Skip to main content

The Sinking of RMS Tayleur by Gill Hoffs


The Sinking of RMS Tayleur: The Lost Story of the Victorian Titanic

This is a long overdue review of a very interesting book. I knew nothing about the subject at all - and I confess to never having heard of the tragedy of the Tayleur before coming to this book. Reading the preface, though, I didn’t feel too bad; nor had Gill Hoffs until a visit to Warrington Museum a few years ago.

It’s surprising how little known the ship is really, given the parallels with the Titanic. Both were White Star Line ships, touted as the best of the best, and both sunk on their maiden voyages. The Tayleur may lack the glamour of the Titanic, but it is a compelling and awful story in its own right.

Hoffs (I do feel a bit weird about using surnames in my non-academic writing, but I’m going with it) has balanced the big story of the ship’s disastrous voyage with the stories of individuals on board and the details of life on-board. Some fascinating lives emerge. I was particularly taken with bad boy Samuel Carby, sentenced to ten years transportation in 1841 for stealing a hunk of sheep’s flesh – well it was a second offence. He’d served his time then returned to England to marry his sweetheart Sarah, get to know his now 13 year old son, and take them back to Australia and a better life.

There were many on-board the Tayleur for whom the challenges of life on the other side of the world were still preferable to the poverty and starvation they faced at home. The social details Hoffs weaves into her book are sobering and enlightening. I found aspects of life on the ship such as the rules the passengers were expected to obey and the rations they received especially interesting. Other things – women’s clothing, for example – took on an unexpectedly deadly cast as I read on.

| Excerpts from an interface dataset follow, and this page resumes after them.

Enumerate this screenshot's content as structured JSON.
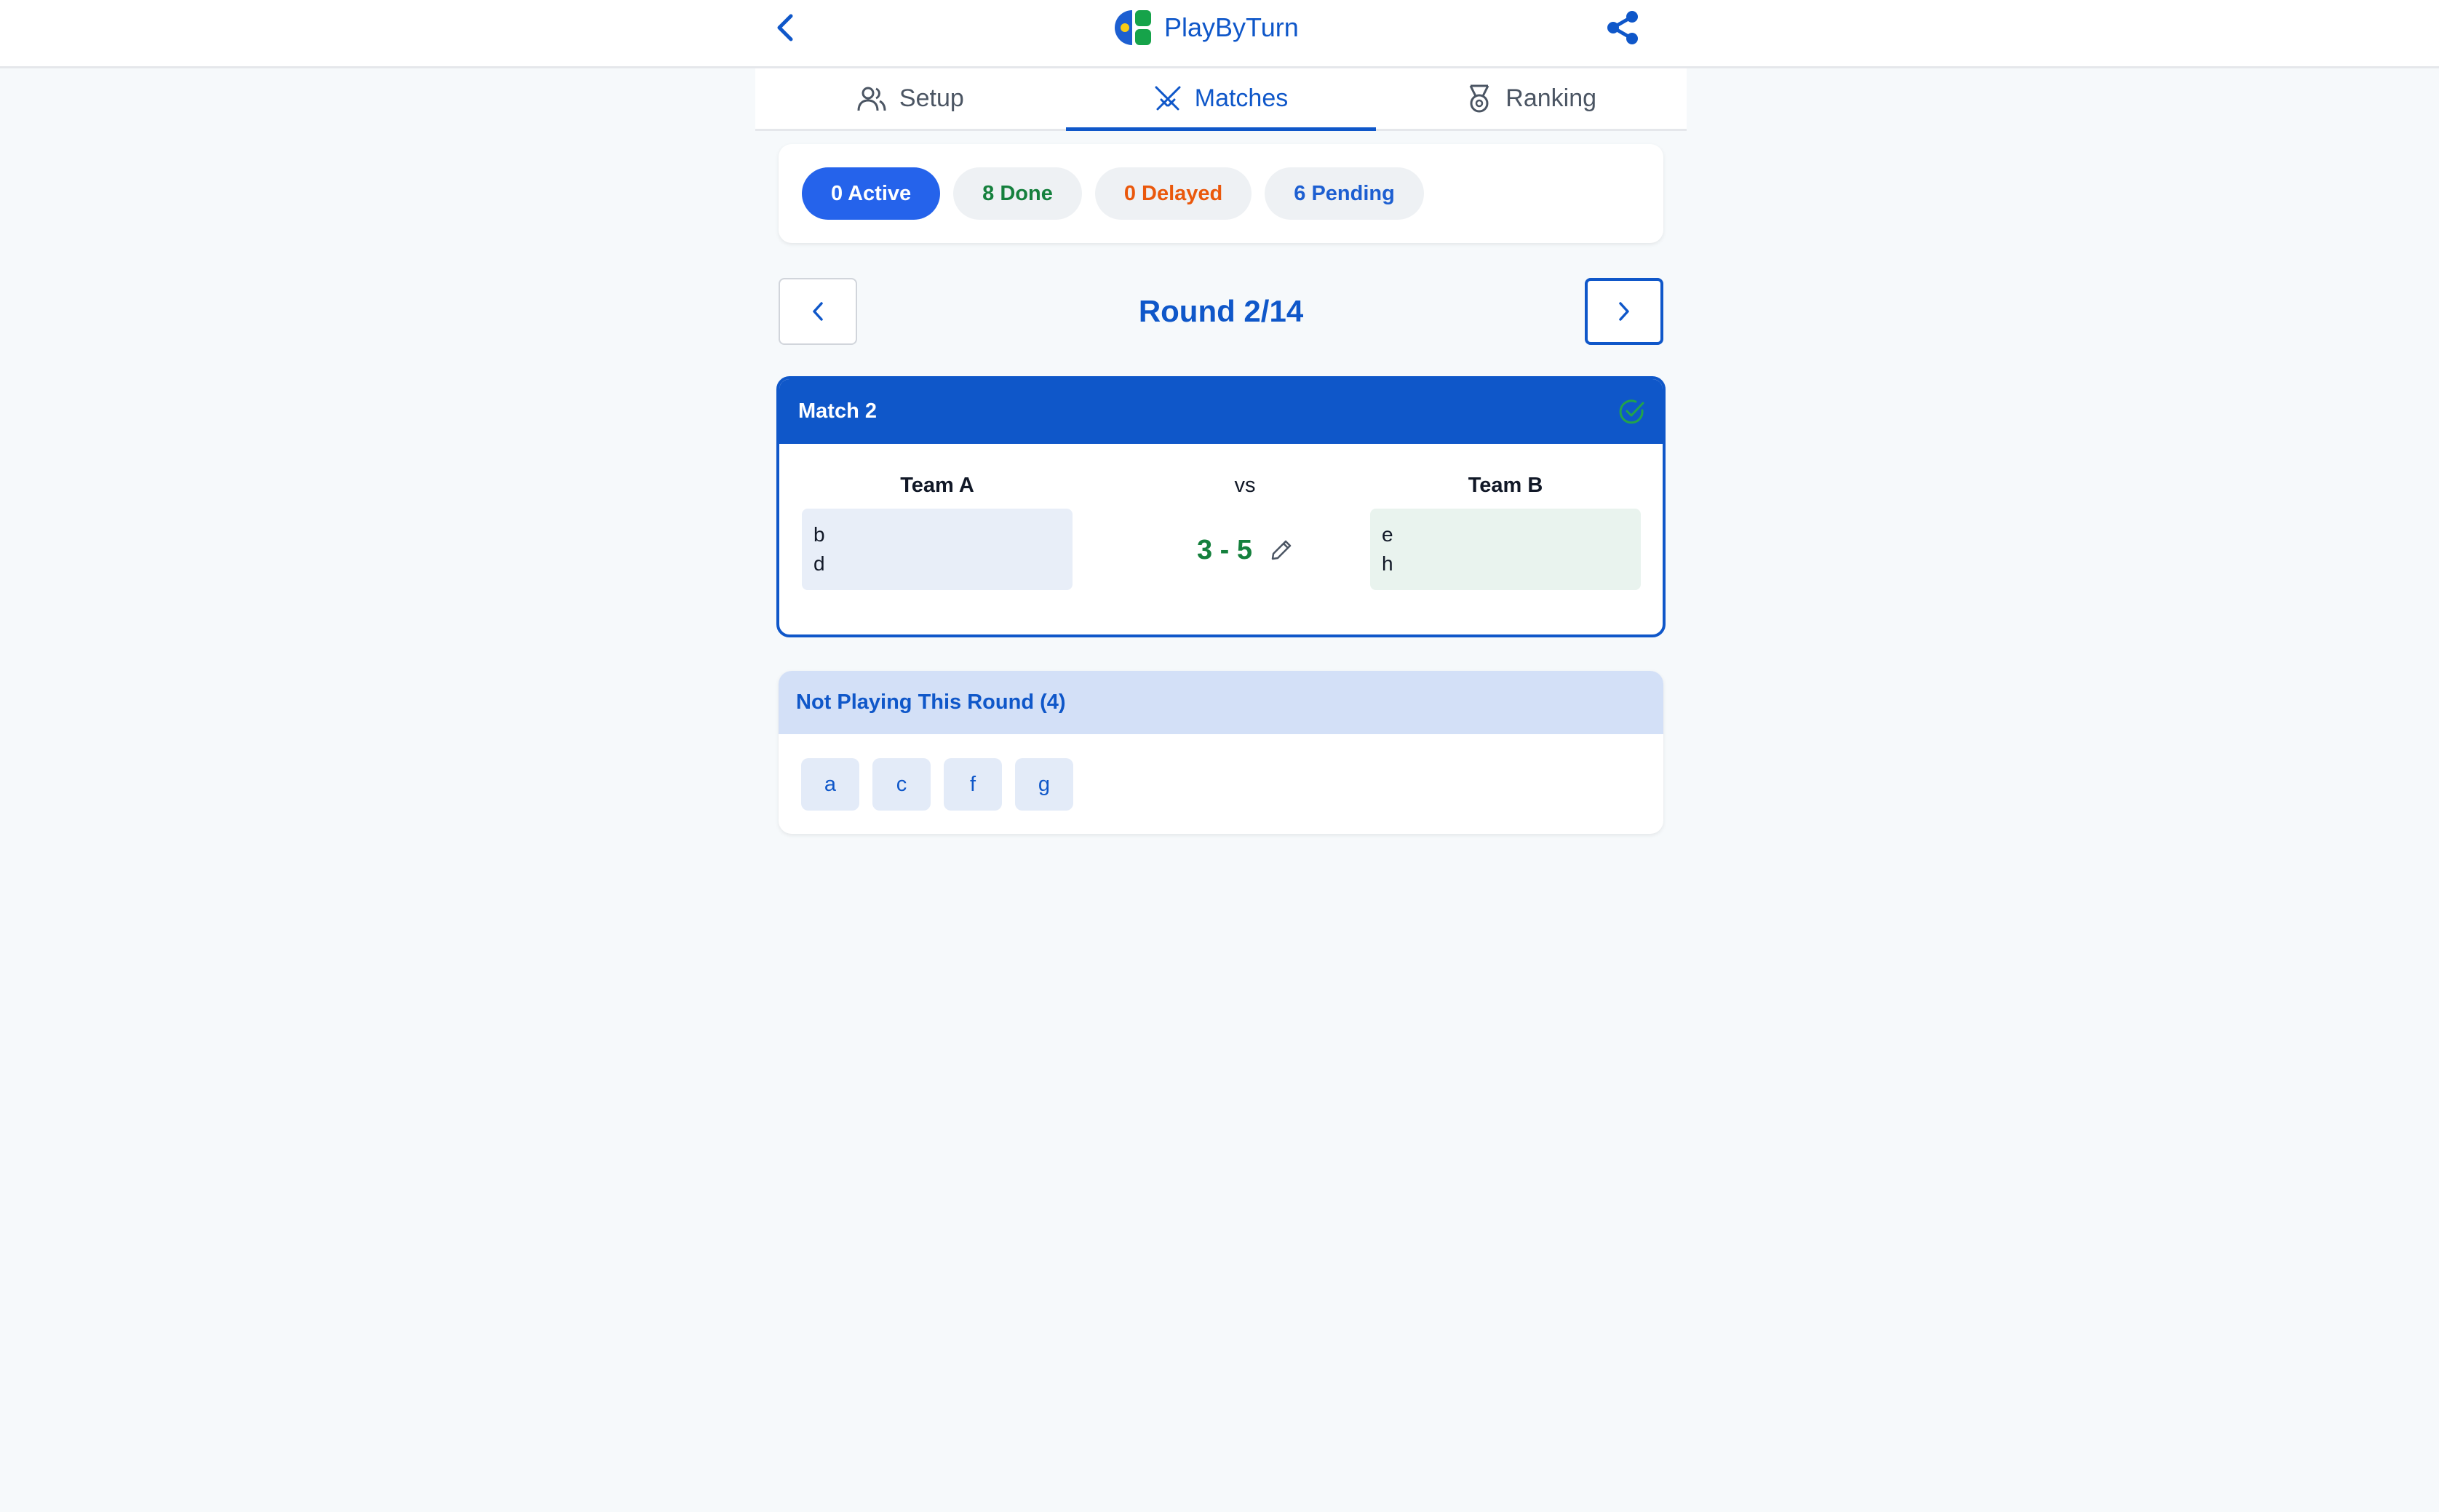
{
  "app": {
    "name": "PlayByTurn"
  },
  "tabs": [
    {
      "label": "Setup",
      "active": false
    },
    {
      "label": "Matches",
      "active": true
    },
    {
      "label": "Ranking",
      "active": false
    }
  ],
  "status": {
    "active": "0 Active",
    "done": "8 Done",
    "delayed": "0 Delayed",
    "pending": "6 Pending"
  },
  "round": {
    "title": "Round 2/14"
  },
  "match": {
    "title": "Match 2",
    "team_a": {
      "label": "Team A",
      "players": [
        "b",
        "d"
      ]
    },
    "vs": "vs",
    "score": "3 - 5",
    "team_b": {
      "label": "Team B",
      "players": [
        "e",
        "h"
      ]
    }
  },
  "sitting_out": {
    "title": "Not Playing This Round (4)",
    "players": [
      "a",
      "c",
      "f",
      "g"
    ]
  },
  "colors": {
    "primary": "#0f57c9",
    "done": "#15803d",
    "delayed": "#ea580c",
    "background": "#f6f9fb"
  }
}
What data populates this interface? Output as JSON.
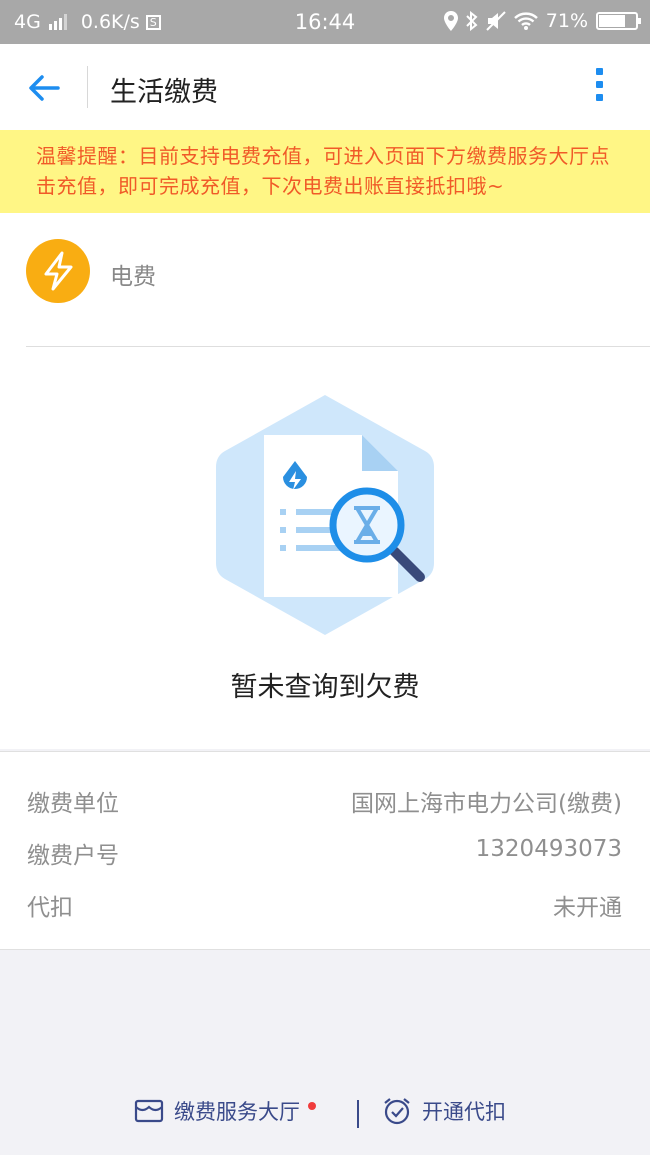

I also enjoyed the use of good sizeable chunks of primary sources, both heading up the chapters and within them. They effectively set the scene, add detail, and give that firsthand insight that is invaluable. The eyewitness accounts of the chaos as the ship sank are heartbreaking: ‘And now began a scene of the most frightful horror’.

The story of RMS Tayleur is fascinating. The ship was so full of promise. It had a new design, stronger, faster, more luxurious, and a captain whose name was enough to draw crowds. But from the day of the launch there were bad omens and signs that not all was well. Of course, it is easy to be wise with hindsight, but it does seem that some issues ought to have been addressed before she ever took on her passengers. The fact that half of them survived actually feels quite remarkable in the circumstances.

The Sinking of RMS Tayleur gives a good insight into the tragedy itself as well as the wider social background of the period. Despite its terrible subject matter, I enjoyed the book a great deal. It is very easy to get drawn into, and I whizzed through it in a couple of sittings. It is some months since I read the book, but I can still remember vividly certain parts, and I’m sure some images will stay with me indefinitely.

My thanks go to the author and Pen and Sword for sending me a copy of the book. It is available in Hardback and as an eBook.

Comments

Popular posts from this blog

Interview With The Vampire: Claudia's Story by Anne Rice and Ashley Marie Witter

See What I Have Done by Sarah Schmidt

Lizzie Borden and the Borden Murders See What I Have Done by Sarah Schmidt

The story of Lizzie Borden has a whiff of folklore about it, it feels hazy to me, apocryphal perhaps, something half known and uncertain like Washington and the cherry tree or the ride of Paul Revere. Shamefully, I had to Google both the latter two examples to double check they were the events I thought I was referring to. I choose them deliberately though - is it my Englishness that makes these events fuzzy to me? Do these stories live in the American psyche the way Magna Carta, Henry VIII and his six wives, and Jack the Ripper (to select three almost at random) live in mine? 
I remember a book we stocked when I was a very young bookseller at Waterstones in Watford that looked at the psychology of children who murder their parents. The copy on the back of the book talked of Lizzie Borden. I remember half wondering about the case, then shelving the book away and moving onto the next armful. But it stuck in my m…

Super Special Summer Picnic Book Chase

My nieces and nephews and I have a monthly book club, called Book Chase (although it sometimes gains an extra 's' to become Book Chasse). The rules are simple: we all bring something we've read during the last month, talk about it to each other, and eat snacks. We live tweet each meeting with the hashtag BookChase. Sometimes, when we remember, we Storify all the tweets too. This month, we remembered!

[View the story "SUPER SPECIAL SUMMER PICNIC BOOK CHASE" on Storify]